(Given data):
[Start of section]
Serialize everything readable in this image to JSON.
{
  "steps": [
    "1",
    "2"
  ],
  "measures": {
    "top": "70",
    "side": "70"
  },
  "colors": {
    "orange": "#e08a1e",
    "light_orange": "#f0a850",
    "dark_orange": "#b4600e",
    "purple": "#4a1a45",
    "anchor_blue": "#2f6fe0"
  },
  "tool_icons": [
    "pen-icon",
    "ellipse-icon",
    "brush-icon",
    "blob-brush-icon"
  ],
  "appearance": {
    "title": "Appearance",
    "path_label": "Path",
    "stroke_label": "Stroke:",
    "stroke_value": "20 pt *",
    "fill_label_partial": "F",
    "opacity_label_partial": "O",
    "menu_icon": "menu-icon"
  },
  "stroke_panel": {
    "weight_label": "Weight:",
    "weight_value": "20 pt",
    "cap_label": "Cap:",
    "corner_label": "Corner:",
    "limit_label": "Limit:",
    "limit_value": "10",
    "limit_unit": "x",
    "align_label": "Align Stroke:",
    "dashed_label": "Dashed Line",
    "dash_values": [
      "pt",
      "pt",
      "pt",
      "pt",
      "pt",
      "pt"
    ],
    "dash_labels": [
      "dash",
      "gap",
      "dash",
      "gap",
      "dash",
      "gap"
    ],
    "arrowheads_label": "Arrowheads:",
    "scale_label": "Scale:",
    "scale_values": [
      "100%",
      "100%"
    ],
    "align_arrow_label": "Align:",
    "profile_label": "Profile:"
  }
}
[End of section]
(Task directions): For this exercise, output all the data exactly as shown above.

(Output of the task):
Serialize everything readable in this image to JSON.
{
  "steps": [
    "1",
    "2"
  ],
  "measures": {
    "top": "70",
    "side": "70"
  },
  "colors": {
    "orange": "#e08a1e",
    "light_orange": "#f0a850",
    "dark_orange": "#b4600e",
    "purple": "#4a1a45",
    "anchor_blue": "#2f6fe0"
  },
  "tool_icons": [
    "pen-icon",
    "ellipse-icon",
    "brush-icon",
    "blob-brush-icon"
  ],
  "appearance": {
    "title": "Appearance",
    "path_label": "Path",
    "stroke_label": "Stroke:",
    "stroke_value": "20 pt *",
    "fill_label_partial": "F",
    "opacity_label_partial": "O",
    "menu_icon": "menu-icon"
  },
  "stroke_panel": {
    "weight_label": "Weight:",
    "weight_value": "20 pt",
    "cap_label": "Cap:",
    "corner_label": "Corner:",
    "limit_label": "Limit:",
    "limit_value": "10",
    "limit_unit": "x",
    "align_label": "Align Stroke:",
    "dashed_label": "Dashed Line",
    "dash_values": [
      "pt",
      "pt",
      "pt",
      "pt",
      "pt",
      "pt"
    ],
    "dash_labels": [
      "dash",
      "gap",
      "dash",
      "gap",
      "dash",
      "gap"
    ],
    "arrowheads_label": "Arrowheads:",
    "scale_label": "Scale:",
    "scale_values": [
      "100%",
      "100%"
    ],
    "align_arrow_label": "Align:",
    "profile_label": "Profile:"
  }
}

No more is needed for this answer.